Roger has a thing for Joe Romm, but he expresses it mostly through Keith Kloor with the occasional smarmy drive by. OTOH Roger's new love is Justin Gillis the NY Times environment reporter. Take the interview that Gillis gave to the Columbia Journalism Review, seriously, go read it. A key Q&A is
The Times launched Temperature Rising as climate coverage was in overall decline following the Climategate affair, the fruitless UN climate summit in Copenhagen, and the failure of climate legislation in the US. What inspired the paper to double down?Roger churnalized this as
It was more or less a direct response to Climategate, which led to a lot of questions about the science. One was forced to read the e-mails and ask, “Do they suggest any sort of scientific misconduct?” As we studied them, it became clear to me that they didn’t, so we asked ourselves, “How do we respond in this situation when the evidence is all pointing in the same direction?” Points of contention exist within the science, as they should, but not about the basics of whether we have a problem.

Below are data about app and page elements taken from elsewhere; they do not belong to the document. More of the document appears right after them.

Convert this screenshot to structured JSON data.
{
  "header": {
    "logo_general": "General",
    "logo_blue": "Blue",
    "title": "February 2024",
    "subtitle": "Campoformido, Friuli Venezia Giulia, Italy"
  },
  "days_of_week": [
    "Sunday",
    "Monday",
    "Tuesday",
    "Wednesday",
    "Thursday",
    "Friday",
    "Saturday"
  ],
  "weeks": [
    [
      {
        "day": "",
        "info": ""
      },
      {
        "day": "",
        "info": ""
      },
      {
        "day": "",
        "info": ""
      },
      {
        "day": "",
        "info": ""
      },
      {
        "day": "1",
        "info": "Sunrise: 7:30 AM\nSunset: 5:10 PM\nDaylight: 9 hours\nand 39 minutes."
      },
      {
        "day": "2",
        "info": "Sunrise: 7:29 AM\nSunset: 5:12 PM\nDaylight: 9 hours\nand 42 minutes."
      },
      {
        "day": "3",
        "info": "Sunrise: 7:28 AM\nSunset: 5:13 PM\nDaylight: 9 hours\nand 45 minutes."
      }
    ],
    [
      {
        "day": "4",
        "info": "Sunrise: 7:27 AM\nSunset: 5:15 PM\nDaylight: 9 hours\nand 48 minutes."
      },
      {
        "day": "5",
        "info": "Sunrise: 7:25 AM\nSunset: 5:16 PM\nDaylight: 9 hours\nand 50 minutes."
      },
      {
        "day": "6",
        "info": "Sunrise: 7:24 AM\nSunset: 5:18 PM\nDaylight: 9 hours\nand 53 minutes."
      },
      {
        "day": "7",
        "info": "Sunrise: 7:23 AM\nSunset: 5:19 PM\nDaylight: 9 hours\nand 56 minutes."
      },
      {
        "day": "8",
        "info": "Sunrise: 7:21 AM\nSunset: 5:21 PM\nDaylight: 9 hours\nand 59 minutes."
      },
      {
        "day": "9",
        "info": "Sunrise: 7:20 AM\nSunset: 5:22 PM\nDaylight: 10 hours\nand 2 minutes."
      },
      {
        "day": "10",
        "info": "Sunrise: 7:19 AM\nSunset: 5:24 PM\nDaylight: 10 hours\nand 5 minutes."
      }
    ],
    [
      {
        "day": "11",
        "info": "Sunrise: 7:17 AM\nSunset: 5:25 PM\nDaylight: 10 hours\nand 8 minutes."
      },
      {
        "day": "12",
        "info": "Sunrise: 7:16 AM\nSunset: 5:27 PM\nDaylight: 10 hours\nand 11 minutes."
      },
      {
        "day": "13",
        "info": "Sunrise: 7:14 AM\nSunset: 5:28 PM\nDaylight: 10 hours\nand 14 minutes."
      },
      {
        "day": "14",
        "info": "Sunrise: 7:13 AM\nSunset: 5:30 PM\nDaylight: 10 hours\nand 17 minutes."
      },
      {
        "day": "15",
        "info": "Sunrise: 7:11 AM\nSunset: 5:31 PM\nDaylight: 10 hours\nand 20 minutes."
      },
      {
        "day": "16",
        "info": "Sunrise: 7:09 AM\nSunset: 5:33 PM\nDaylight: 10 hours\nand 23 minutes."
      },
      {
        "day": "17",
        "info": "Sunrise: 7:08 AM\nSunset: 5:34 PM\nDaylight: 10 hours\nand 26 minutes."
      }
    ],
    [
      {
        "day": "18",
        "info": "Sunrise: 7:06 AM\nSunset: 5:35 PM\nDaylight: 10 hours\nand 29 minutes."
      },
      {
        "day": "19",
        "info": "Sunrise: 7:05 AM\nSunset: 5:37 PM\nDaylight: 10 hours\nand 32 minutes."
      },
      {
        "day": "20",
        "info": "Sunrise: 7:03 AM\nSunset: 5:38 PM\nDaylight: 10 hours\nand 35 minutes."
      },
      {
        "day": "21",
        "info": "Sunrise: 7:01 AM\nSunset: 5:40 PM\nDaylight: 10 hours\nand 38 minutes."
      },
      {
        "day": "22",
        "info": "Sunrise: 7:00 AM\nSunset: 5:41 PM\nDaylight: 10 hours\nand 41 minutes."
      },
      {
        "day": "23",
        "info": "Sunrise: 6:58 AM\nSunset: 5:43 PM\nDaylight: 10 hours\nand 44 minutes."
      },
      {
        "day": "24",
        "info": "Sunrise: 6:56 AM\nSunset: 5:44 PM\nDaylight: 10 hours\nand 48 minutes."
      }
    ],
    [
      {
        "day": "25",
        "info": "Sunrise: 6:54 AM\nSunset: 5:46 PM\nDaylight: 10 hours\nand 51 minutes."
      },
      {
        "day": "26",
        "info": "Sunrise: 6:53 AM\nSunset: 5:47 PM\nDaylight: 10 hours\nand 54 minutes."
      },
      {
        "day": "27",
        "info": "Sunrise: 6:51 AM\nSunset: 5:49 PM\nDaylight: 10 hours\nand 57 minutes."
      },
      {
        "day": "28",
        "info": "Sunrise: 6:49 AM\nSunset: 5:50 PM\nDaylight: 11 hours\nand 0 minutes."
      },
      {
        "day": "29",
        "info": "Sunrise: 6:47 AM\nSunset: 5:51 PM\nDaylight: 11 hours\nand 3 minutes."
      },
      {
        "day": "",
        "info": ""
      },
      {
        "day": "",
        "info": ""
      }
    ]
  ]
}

So, we asked ourselves, “What can we do to take readers back to square one, and can we better explain the underpinnings for this claim that we have a problem?” That’s when we decided to launch the series. The problem then and now is that it’s such a big topic that you’re really pushing the limits of what’s achievable within the frame of a newspaper story. But we decided to see if we could push those limits and give people climate change in bigger doses that might make more sense to them than the kind of incremental, he-said-she-said way the issue had traditionally been covered.
On the East Anglia emails that were released in 2009 Gillis makes a strong statement:Ethon was confused, where does the "Good guys, bad guys" thing come from? Justin was talking about the science pointing in the same direction. Surely the Honest Broker wouldn't mislead? Eli and Ethon had a little talk about the facts of liver. Ethon was shaken.
One was forced to read the e-mails and ask, “Do they suggest any sort of scientific misconduct?” As we studied them, it became clear to me that they didn’t, so we asked ourselves, “How do we respond in this situation when the evidence is all pointing in the same direction?”Good guys, bad guys. All the evidence. One direction. That explains the lack of nuance in the NYT reporting of climate change science and politics.